“Spread love everywhere you go. Let no one ever come to you without leaving happier.”
Mother Teresa, an angel who served her entire life to the deprived people. Her name is enough to let someone smile. Like her quote she actually spread love to everywhere she went. Those who got the opportunity to meet her personally, the person’s life has changed to see her once. Those who didn’t get the chance to meet her, Mother’s life story inspired them to take the right path in their life.
In 1979 she was honored with Nobel Peace Prize. Pope Francis beatified her as “Blessed Teresa of Calcutta”.
Tomorrow 4th September she officially will become a saint on the eve of her 19th death anniversary. Pope Francis at a Vatican ceremony will declare her Saint of the Catholic Church.
Before her official canonization just look at her works which made her living god
Her interest to work for the poor and her Calcutta coming
According to a biography written by Joan Graff Clucass, Anjezë Gonxhe Bojaxhiu was captivated by the stories of missionary life and their service in Bengal. In 1928 at the age of 18 she left her home and joined Sisters of Loreto at Loreto Abbey in Rathfarnham, Ireland to learn English as Sisters of Loreto used English to teach school children in India.
In 1929, she came to India and began her novitiate in Darjeeling where she learnt Bengali and taught at St. Teresa’s School. On 24th May, 1931 she took her first religious vows and was named Teresa.
She served as a teacher at the Loreto Convent School, Entally while she was disturbed by the poverty surrounded her in Calcutta. At that time in 1943 Bengal famine the city suffered from misery and death.
In 1946, she decided to “serve the poorest of the poor”. She left Loreto Convent to begin her missionary work with the poor in 1948. Sister Teresa adopted Indian citizenship and after taking medical training from Patna she ventured out for the slums. She first started a school in Motijhil and soon she started tending to the needs of the starving and poor.
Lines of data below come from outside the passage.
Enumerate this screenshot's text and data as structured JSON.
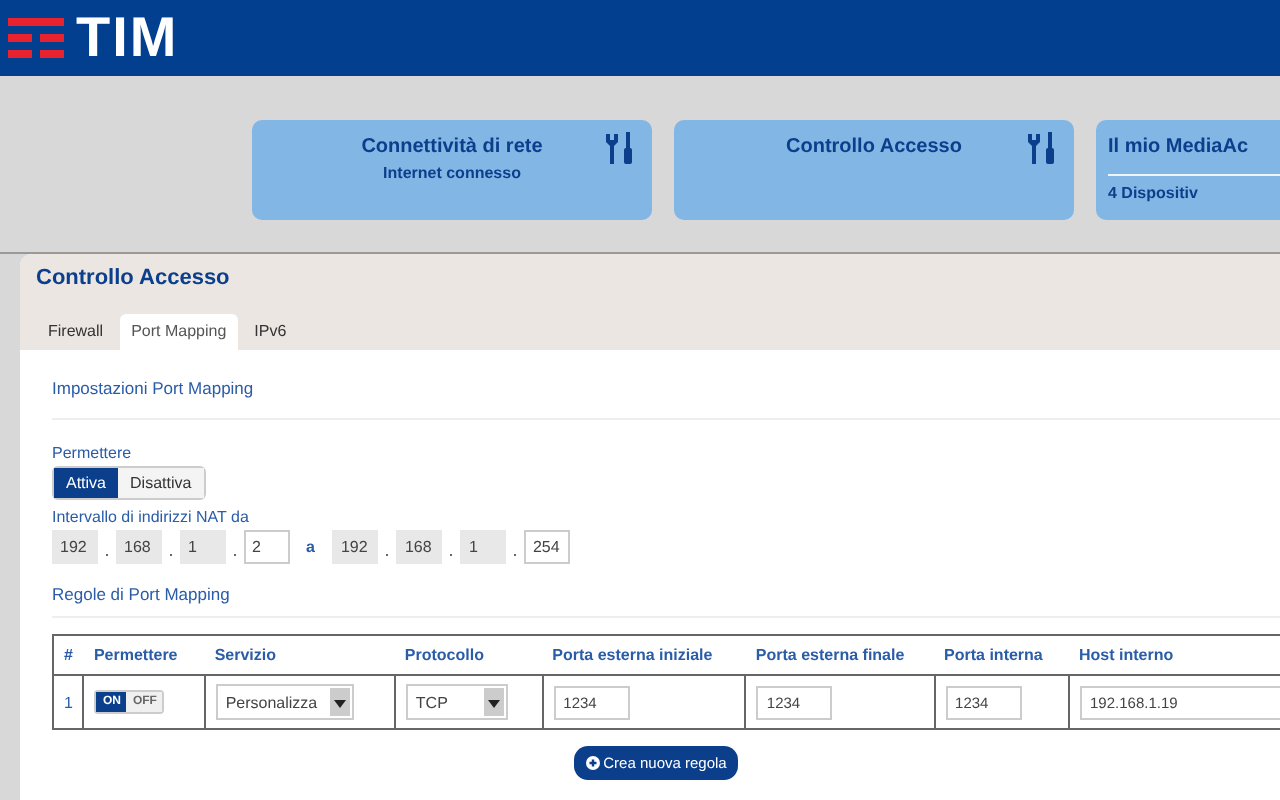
{
  "header": {
    "logo": "TIM"
  },
  "tiles": [
    {
      "title": "Connettività di rete",
      "subtitle": "Internet connesso",
      "tools": true,
      "divider": false
    },
    {
      "title": "Controllo Accesso",
      "tools": true,
      "divider": false
    },
    {
      "title": "Il mio MediaAc",
      "subtitle": "4 Dispositiv",
      "tools": false,
      "divider": true
    }
  ],
  "panel": {
    "title": "Controllo Accesso",
    "tabs": [
      {
        "label": "Firewall",
        "selected": false
      },
      {
        "label": "Port Mapping",
        "selected": true
      },
      {
        "label": "IPv6",
        "selected": false
      }
    ],
    "section_title": "Impostazioni Port Mapping",
    "permit_label": "Permettere",
    "permit_options": [
      {
        "label": "Attiva",
        "selected": true
      },
      {
        "label": "Disattiva",
        "selected": false
      }
    ],
    "range_label": "Intervallo di indirizzi NAT da",
    "range_from": [
      {
        "value": "192",
        "disabled": true
      },
      {
        "value": "168",
        "disabled": true
      },
      {
        "value": "1",
        "disabled": true
      },
      {
        "value": "2",
        "disabled": false
      }
    ],
    "range_sep": "a",
    "range_to": [
      {
        "value": "192",
        "disabled": true
      },
      {
        "value": "168",
        "disabled": true
      },
      {
        "value": "1",
        "disabled": true
      },
      {
        "value": "254",
        "disabled": false
      }
    ],
    "rules_title": "Regole di Port Mapping",
    "table": {
      "columns": [
        "#",
        "Permettere",
        "Servizio",
        "Protocollo",
        "Porta esterna iniziale",
        "Porta esterna finale",
        "Porta interna",
        "Host interno"
      ],
      "rows": [
        {
          "index": "1",
          "on": true,
          "on_label": "ON",
          "off_label": "OFF",
          "service": "Personalizza",
          "protocol": "TCP",
          "ext_start": "1234",
          "ext_end": "1234",
          "internal": "1234",
          "host": "192.168.1.19"
        }
      ]
    },
    "add_button": "Crea nuova regola"
  }
}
She loved the work she did in the missionary as she learned there how to serve others. At that time she had no place to stay, no food and only she had 2 dollars with her. She began wearing inexpensive white sari trimmed in blue. Her clothing was similar to the dress of the India’s common people.
Sister Teresa became Mother Teresa
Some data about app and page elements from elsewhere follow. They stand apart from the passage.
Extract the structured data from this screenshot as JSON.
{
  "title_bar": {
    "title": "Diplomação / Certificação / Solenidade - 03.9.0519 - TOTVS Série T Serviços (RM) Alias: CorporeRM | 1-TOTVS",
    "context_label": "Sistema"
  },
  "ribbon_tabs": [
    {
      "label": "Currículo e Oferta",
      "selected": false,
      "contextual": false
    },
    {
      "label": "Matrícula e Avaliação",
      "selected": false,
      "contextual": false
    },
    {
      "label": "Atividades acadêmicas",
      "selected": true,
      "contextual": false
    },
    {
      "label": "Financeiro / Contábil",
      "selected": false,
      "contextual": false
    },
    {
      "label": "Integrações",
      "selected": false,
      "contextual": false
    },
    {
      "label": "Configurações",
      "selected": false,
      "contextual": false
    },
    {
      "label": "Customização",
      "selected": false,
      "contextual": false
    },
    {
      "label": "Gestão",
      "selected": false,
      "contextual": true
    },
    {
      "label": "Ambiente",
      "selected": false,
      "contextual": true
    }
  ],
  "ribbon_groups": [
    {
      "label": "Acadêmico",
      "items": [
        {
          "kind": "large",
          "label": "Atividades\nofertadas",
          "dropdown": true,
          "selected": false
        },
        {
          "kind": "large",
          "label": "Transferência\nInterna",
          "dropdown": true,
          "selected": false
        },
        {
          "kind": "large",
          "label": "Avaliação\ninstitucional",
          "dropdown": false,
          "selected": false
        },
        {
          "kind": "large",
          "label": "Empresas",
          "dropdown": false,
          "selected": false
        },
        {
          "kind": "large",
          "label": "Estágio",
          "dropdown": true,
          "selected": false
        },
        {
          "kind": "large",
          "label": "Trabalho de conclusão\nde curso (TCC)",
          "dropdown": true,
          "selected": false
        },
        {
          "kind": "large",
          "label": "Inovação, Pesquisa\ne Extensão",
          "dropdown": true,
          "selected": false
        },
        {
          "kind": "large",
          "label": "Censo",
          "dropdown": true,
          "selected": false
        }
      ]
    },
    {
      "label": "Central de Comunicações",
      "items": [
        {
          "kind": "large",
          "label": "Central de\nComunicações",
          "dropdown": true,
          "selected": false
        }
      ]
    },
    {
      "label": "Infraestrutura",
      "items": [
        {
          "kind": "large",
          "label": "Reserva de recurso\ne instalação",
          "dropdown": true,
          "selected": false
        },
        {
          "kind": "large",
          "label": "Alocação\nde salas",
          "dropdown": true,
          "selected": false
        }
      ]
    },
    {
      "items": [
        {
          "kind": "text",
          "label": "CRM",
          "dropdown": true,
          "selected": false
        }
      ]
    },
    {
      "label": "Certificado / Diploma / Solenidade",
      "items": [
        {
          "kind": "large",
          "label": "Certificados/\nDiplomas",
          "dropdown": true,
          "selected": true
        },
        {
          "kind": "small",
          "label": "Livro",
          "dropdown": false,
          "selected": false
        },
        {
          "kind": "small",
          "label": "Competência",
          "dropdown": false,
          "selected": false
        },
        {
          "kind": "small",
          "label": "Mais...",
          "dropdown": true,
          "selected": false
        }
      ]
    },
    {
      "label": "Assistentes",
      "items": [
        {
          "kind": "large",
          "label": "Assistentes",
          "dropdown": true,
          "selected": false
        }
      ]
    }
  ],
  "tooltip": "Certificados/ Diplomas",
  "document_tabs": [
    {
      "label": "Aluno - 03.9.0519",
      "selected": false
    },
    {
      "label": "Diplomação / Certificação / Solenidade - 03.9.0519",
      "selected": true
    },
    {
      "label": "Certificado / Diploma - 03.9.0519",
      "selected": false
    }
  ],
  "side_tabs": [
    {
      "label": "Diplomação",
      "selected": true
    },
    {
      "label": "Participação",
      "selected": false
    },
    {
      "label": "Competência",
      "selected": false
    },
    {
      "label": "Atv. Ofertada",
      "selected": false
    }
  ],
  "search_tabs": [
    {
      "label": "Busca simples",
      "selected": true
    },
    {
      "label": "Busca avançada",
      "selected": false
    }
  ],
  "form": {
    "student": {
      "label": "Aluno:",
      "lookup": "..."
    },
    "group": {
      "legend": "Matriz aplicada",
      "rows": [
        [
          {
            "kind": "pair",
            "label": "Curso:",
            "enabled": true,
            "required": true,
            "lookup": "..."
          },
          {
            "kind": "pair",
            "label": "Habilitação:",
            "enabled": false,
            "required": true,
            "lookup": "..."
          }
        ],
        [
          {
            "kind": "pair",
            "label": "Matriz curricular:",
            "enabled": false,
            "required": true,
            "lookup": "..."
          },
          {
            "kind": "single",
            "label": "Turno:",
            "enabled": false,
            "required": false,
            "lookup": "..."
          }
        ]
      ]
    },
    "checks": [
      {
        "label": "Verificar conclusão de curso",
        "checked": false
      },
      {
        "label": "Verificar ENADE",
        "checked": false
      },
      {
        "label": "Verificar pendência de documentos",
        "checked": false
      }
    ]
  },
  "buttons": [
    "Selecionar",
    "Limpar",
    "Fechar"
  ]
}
When she returned to Calcutta she was as poor as those she served. Once she said, “(I) found myself alone on the streets of Calcutta, I experienced a strong feeling of loss and almost of fear that was difficult to overcome.”
She begged for food to help the poor also she taught children how to care for themselves. She taught them in a unique way by writing in the dirt as they had no books and nothing to write with. As times passed more children gathered for her lessons. During this time people started calling her “Mother Teresa”. In that time she was given a single room to live in.
Missionaries of Charity
Mother Teresa established the Missionaries of Charity in 1950 with 12 members. A former student of St. Mary’s was the first to join her. Later some other wealthy Hindu students of St. Mary joined Missionaries of Charity. They all lived in a small building which was donated to them. Now there are thousands of members all around the world who joined Missionaries of Charity.
Her journey to Sainthood
In the eyes of the Roman Catholic Church someone can only be a saint if they have two officially verifiable miracles after her death.
Pope Francis recognized Mother Teresa’s second miracle last year in December that made her journey to sainthood.
A person can only become a saint after his/her death. The process can only begin at least five years of the candidate’s death.
In 1997, Mother Teresa died at the age of 87 and two years later her canonization process began. Exactly 19 years after her death she will officially be made a saint.
The process starts with the Bishop of the diocese who opened an investigation into the individual’s life. This investigation is needed to show they lived a life in holiness and virtue to be considered as a saint.
After gathering the enough evidence the Bishop then asks the Congregation for the Causes of Saints – the department that makes recommendations to the Pope for people to be made saints- for permission to open the case. After this is accepted then the person is known as a ‘Servant of God’.
The next step is the process to prove if the person led a life of ‘heroic virtue’. The Congregation for the Causes of Saints observes evidence of their holiness, works and signs that people have been to drawn to prayer.
If this is approved then the Pope decides the person lived a life of ‘heroic virtue’ and the person can be called the ‘venerable’.
The next stage is beatification. In this step a miracle needs to be attributed to prayers made to the individual after the person’s death. The miracle is seen as a proof that the person is in heaven as they are regarded as being able to speak with God on behalf of those making prayers.
The final step is canonization. When a second miracle has occurred then the process canonization takes place.
In 2003, Vatican acknowledged her first miracle where she cured a tumor suffering Calcutta woman after nuns prayed on her behalf.
The second medical miracle occurred in 2015 where she cured a Brazilian man suffering from multiple brain abscesses. After that Pope Francis cleared the path for her canonization.
These are just a long process after her death but what she did in her lifetime for the people, for the poor she already has become a ‘Saint of Gutter’.